(Saved entries)
____

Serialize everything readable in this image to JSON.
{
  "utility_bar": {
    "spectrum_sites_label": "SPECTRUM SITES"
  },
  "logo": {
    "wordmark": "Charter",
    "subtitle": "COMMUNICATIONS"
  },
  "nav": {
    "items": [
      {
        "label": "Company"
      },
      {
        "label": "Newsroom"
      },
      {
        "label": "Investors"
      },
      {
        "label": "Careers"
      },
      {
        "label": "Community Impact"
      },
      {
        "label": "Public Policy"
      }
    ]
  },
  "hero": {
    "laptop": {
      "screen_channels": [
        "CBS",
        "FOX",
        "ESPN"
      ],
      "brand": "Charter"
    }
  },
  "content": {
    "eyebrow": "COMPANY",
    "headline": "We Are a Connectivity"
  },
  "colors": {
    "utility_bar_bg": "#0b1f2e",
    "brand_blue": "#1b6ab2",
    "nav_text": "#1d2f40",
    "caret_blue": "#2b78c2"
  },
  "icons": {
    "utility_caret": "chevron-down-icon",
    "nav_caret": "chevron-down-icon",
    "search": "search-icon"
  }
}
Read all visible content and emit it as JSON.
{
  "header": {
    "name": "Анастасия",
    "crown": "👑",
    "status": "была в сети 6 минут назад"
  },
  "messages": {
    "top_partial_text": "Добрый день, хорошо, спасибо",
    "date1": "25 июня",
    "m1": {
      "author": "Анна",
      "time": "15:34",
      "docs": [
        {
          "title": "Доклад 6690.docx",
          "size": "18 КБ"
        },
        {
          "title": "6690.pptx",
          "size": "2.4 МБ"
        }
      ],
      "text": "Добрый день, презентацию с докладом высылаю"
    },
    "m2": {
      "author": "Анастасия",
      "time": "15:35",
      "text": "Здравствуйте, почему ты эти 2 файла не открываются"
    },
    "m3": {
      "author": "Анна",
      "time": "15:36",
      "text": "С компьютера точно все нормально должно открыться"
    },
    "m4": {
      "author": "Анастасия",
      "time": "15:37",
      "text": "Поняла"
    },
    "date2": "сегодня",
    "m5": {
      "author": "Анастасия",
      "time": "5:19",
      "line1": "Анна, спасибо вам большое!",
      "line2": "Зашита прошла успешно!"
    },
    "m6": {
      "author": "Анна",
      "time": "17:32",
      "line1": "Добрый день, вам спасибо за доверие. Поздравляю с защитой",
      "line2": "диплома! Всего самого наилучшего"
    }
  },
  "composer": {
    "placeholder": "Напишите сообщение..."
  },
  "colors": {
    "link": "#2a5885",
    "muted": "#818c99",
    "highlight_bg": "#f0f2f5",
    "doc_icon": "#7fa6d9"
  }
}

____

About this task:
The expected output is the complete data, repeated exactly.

Solved exercise:
Serialize everything readable in this image to JSON.
{
  "utility_bar": {
    "spectrum_sites_label": "SPECTRUM SITES"
  },
  "logo": {
    "wordmark": "Charter",
    "subtitle": "COMMUNICATIONS"
  },
  "nav": {
    "items": [
      {
        "label": "Company"
      },
      {
        "label": "Newsroom"
      },
      {
        "label": "Investors"
      },
      {
        "label": "Careers"
      },
      {
        "label": "Community Impact"
      },
      {
        "label": "Public Policy"
      }
    ]
  },
  "hero": {
    "laptop": {
      "screen_channels": [
        "CBS",
        "FOX",
        "ESPN"
      ],
      "brand": "Charter"
    }
  },
  "content": {
    "eyebrow": "COMPANY",
    "headline": "We Are a Connectivity"
  },
  "colors": {
    "utility_bar_bg": "#0b1f2e",
    "brand_blue": "#1b6ab2",
    "nav_text": "#1d2f40",
    "caret_blue": "#2b78c2"
  },
  "icons": {
    "utility_caret": "chevron-down-icon",
    "nav_caret": "chevron-down-icon",
    "search": "search-icon"
  }
}
Read all visible content and emit it as JSON.
{
  "header": {
    "name": "Анастасия",
    "crown": "👑",
    "status": "была в сети 6 минут назад"
  },
  "messages": {
    "top_partial_text": "Добрый день, хорошо, спасибо",
    "date1": "25 июня",
    "m1": {
      "author": "Анна",
      "time": "15:34",
      "docs": [
        {
          "title": "Доклад 6690.docx",
          "size": "18 КБ"
        },
        {
          "title": "6690.pptx",
          "size": "2.4 МБ"
        }
      ],
      "text": "Добрый день, презентацию с докладом высылаю"
    },
    "m2": {
      "author": "Анастасия",
      "time": "15:35",
      "text": "Здравствуйте, почему ты эти 2 файла не открываются"
    },
    "m3": {
      "author": "Анна",
      "time": "15:36",
      "text": "С компьютера точно все нормально должно открыться"
    },
    "m4": {
      "author": "Анастасия",
      "time": "15:37",
      "text": "Поняла"
    },
    "date2": "сегодня",
    "m5": {
      "author": "Анастасия",
      "time": "5:19",
      "line1": "Анна, спасибо вам большое!",
      "line2": "Зашита прошла успешно!"
    },
    "m6": {
      "author": "Анна",
      "time": "17:32",
      "line1": "Добрый день, вам спасибо за доверие. Поздравляю с защитой",
      "line2": "диплома! Всего самого наилучшего"
    }
  },
  "composer": {
    "placeholder": "Напишите сообщение..."
  },
  "colors": {
    "link": "#2a5885",
    "muted": "#818c99",
    "highlight_bg": "#f0f2f5",
    "doc_icon": "#7fa6d9"
  }
}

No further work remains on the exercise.